**WHAT YOU ARE ASKED TO DO**:
Omitting all images, give the entries that follow again exactly as they read.

**SUPPLIED ENTRIES**:
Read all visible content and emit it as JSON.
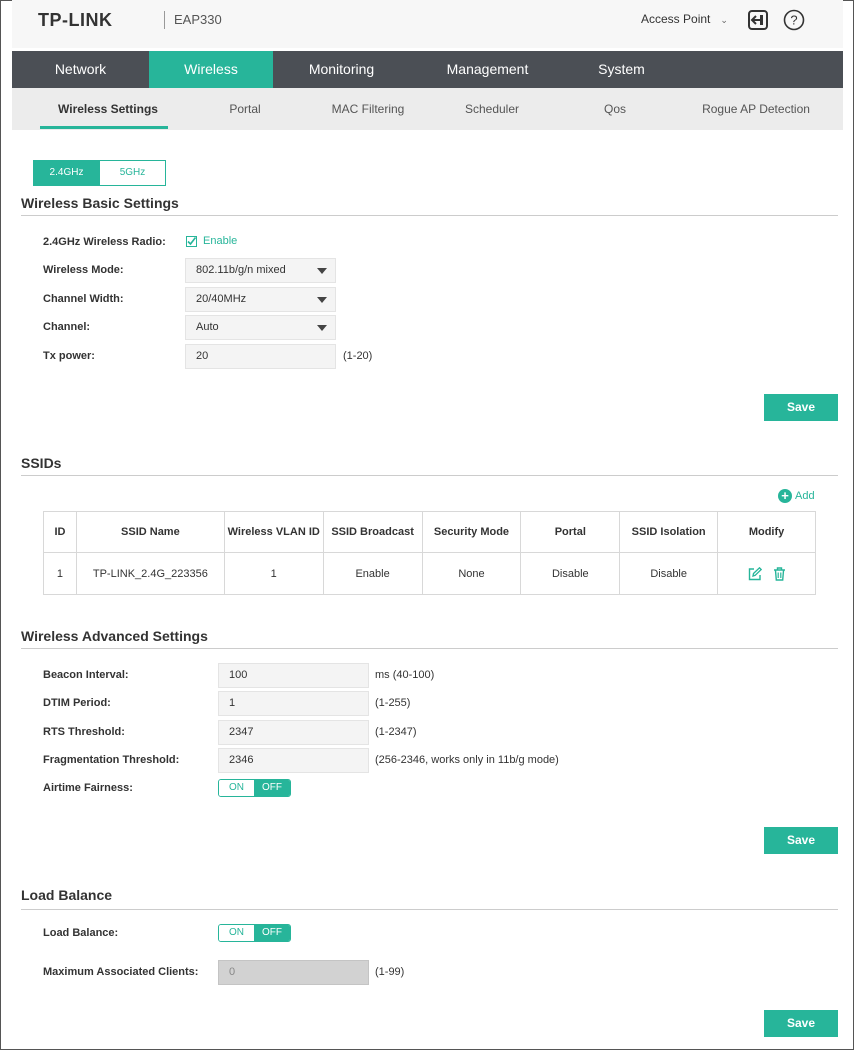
{
  "header": {
    "brand": "TP-LINK",
    "model": "EAP330",
    "mode": "Access Point"
  },
  "nav": {
    "tabs": [
      {
        "label": "Network",
        "active": false
      },
      {
        "label": "Wireless",
        "active": true
      },
      {
        "label": "Monitoring",
        "active": false
      },
      {
        "label": "Management",
        "active": false
      },
      {
        "label": "System",
        "active": false
      }
    ]
  },
  "subnav": {
    "tabs": [
      {
        "label": "Wireless Settings",
        "active": true
      },
      {
        "label": "Portal",
        "active": false
      },
      {
        "label": "MAC Filtering",
        "active": false
      },
      {
        "label": "Scheduler",
        "active": false
      },
      {
        "label": "Qos",
        "active": false
      },
      {
        "label": "Rogue AP Detection",
        "active": false
      }
    ]
  },
  "band": {
    "tab_24": "2.4GHz",
    "tab_5": "5GHz",
    "selected": "2.4GHz"
  },
  "basic": {
    "title": "Wireless Basic Settings",
    "radio_label": "2.4GHz Wireless Radio:",
    "radio_checkbox_label": "Enable",
    "radio_enabled": true,
    "mode_label": "Wireless Mode:",
    "mode_value": "802.11b/g/n mixed",
    "width_label": "Channel Width:",
    "width_value": "20/40MHz",
    "channel_label": "Channel:",
    "channel_value": "Auto",
    "tx_label": "Tx power:",
    "tx_value": "20",
    "tx_hint": "(1-20)",
    "save": "Save"
  },
  "ssids": {
    "title": "SSIDs",
    "add": "Add",
    "columns": [
      "ID",
      "SSID Name",
      "Wireless VLAN ID",
      "SSID Broadcast",
      "Security Mode",
      "Portal",
      "SSID Isolation",
      "Modify"
    ],
    "rows": [
      {
        "id": "1",
        "name": "TP-LINK_2.4G_223356",
        "vlan": "1",
        "broadcast": "Enable",
        "security": "None",
        "portal": "Disable",
        "isolation": "Disable"
      }
    ]
  },
  "advanced": {
    "title": "Wireless Advanced Settings",
    "beacon_label": "Beacon Interval:",
    "beacon_value": "100",
    "beacon_hint": "ms (40-100)",
    "dtim_label": "DTIM Period:",
    "dtim_value": "1",
    "dtim_hint": "(1-255)",
    "rts_label": "RTS Threshold:",
    "rts_value": "2347",
    "rts_hint": "(1-2347)",
    "frag_label": "Fragmentation Threshold:",
    "frag_value": "2346",
    "frag_hint": "(256-2346, works only in 11b/g mode)",
    "airtime_label": "Airtime Fairness:",
    "toggle_on": "ON",
    "toggle_off": "OFF",
    "airtime_state": "OFF",
    "save": "Save"
  },
  "load_balance": {
    "title": "Load Balance",
    "lb_label": "Load Balance:",
    "toggle_on": "ON",
    "toggle_off": "OFF",
    "lb_state": "OFF",
    "max_label": "Maximum Associated Clients:",
    "max_value": "0",
    "max_hint": "(1-99)",
    "save": "Save"
  },
  "colors": {
    "accent": "#27b59a",
    "nav_bg": "#4b4f55",
    "subnav_bg": "#ececec"
  }
}
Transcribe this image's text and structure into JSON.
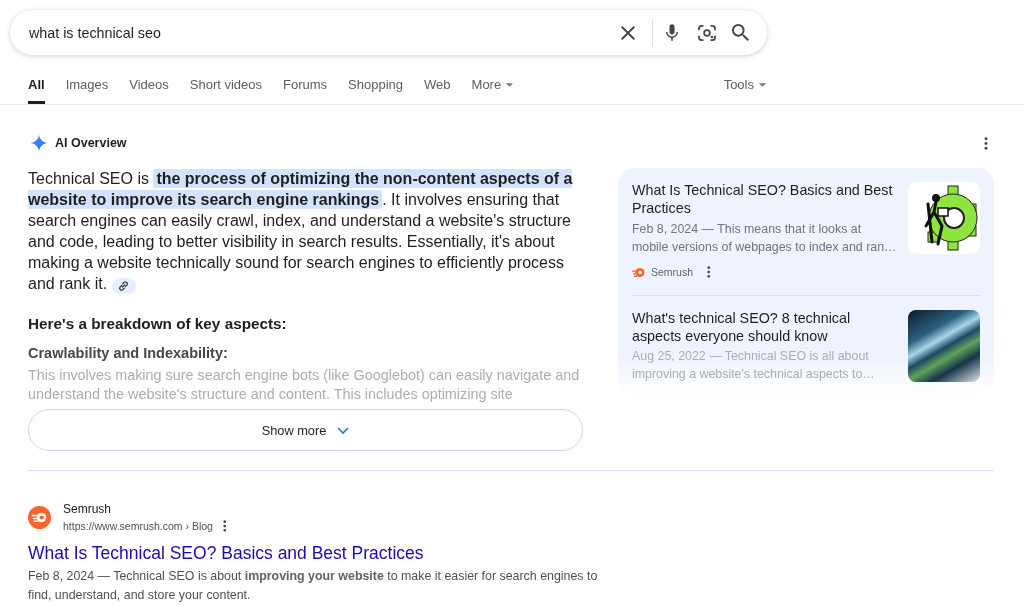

**ANSWER SPACE**:
Read all visible content and emit it as JSON.
{
  "header": {
    "brand": "TP-LINK",
    "model": "EAP330",
    "mode": "Access Point"
  },
  "nav": {
    "tabs": [
      {
        "label": "Network",
        "active": false
      },
      {
        "label": "Wireless",
        "active": true
      },
      {
        "label": "Monitoring",
        "active": false
      },
      {
        "label": "Management",
        "active": false
      },
      {
        "label": "System",
        "active": false
      }
    ]
  },
  "subnav": {
    "tabs": [
      {
        "label": "Wireless Settings",
        "active": true
      },
      {
        "label": "Portal",
        "active": false
      },
      {
        "label": "MAC Filtering",
        "active": false
      },
      {
        "label": "Scheduler",
        "active": false
      },
      {
        "label": "Qos",
        "active": false
      },
      {
        "label": "Rogue AP Detection",
        "active": false
      }
    ]
  },
  "band": {
    "tab_24": "2.4GHz",
    "tab_5": "5GHz",
    "selected": "2.4GHz"
  },
  "basic": {
    "title": "Wireless Basic Settings",
    "radio_label": "2.4GHz Wireless Radio:",
    "radio_checkbox_label": "Enable",
    "radio_enabled": true,
    "mode_label": "Wireless Mode:",
    "mode_value": "802.11b/g/n mixed",
    "width_label": "Channel Width:",
    "width_value": "20/40MHz",
    "channel_label": "Channel:",
    "channel_value": "Auto",
    "tx_label": "Tx power:",
    "tx_value": "20",
    "tx_hint": "(1-20)",
    "save": "Save"
  },
  "ssids": {
    "title": "SSIDs",
    "add": "Add",
    "columns": [
      "ID",
      "SSID Name",
      "Wireless VLAN ID",
      "SSID Broadcast",
      "Security Mode",
      "Portal",
      "SSID Isolation",
      "Modify"
    ],
    "rows": [
      {
        "id": "1",
        "name": "TP-LINK_2.4G_223356",
        "vlan": "1",
        "broadcast": "Enable",
        "security": "None",
        "portal": "Disable",
        "isolation": "Disable"
      }
    ]
  },
  "advanced": {
    "title": "Wireless Advanced Settings",
    "beacon_label": "Beacon Interval:",
    "beacon_value": "100",
    "beacon_hint": "ms (40-100)",
    "dtim_label": "DTIM Period:",
    "dtim_value": "1",
    "dtim_hint": "(1-255)",
    "rts_label": "RTS Threshold:",
    "rts_value": "2347",
    "rts_hint": "(1-2347)",
    "frag_label": "Fragmentation Threshold:",
    "frag_value": "2346",
    "frag_hint": "(256-2346, works only in 11b/g mode)",
    "airtime_label": "Airtime Fairness:",
    "toggle_on": "ON",
    "toggle_off": "OFF",
    "airtime_state": "OFF",
    "save": "Save"
  },
  "load_balance": {
    "title": "Load Balance",
    "lb_label": "Load Balance:",
    "toggle_on": "ON",
    "toggle_off": "OFF",
    "lb_state": "OFF",
    "max_label": "Maximum Associated Clients:",
    "max_value": "0",
    "max_hint": "(1-99)",
    "save": "Save"
  },
  "colors": {
    "accent": "#27b59a",
    "nav_bg": "#4b4f55",
    "subnav_bg": "#ececec"
  }
}
Transcribe this image's text and structure into JSON.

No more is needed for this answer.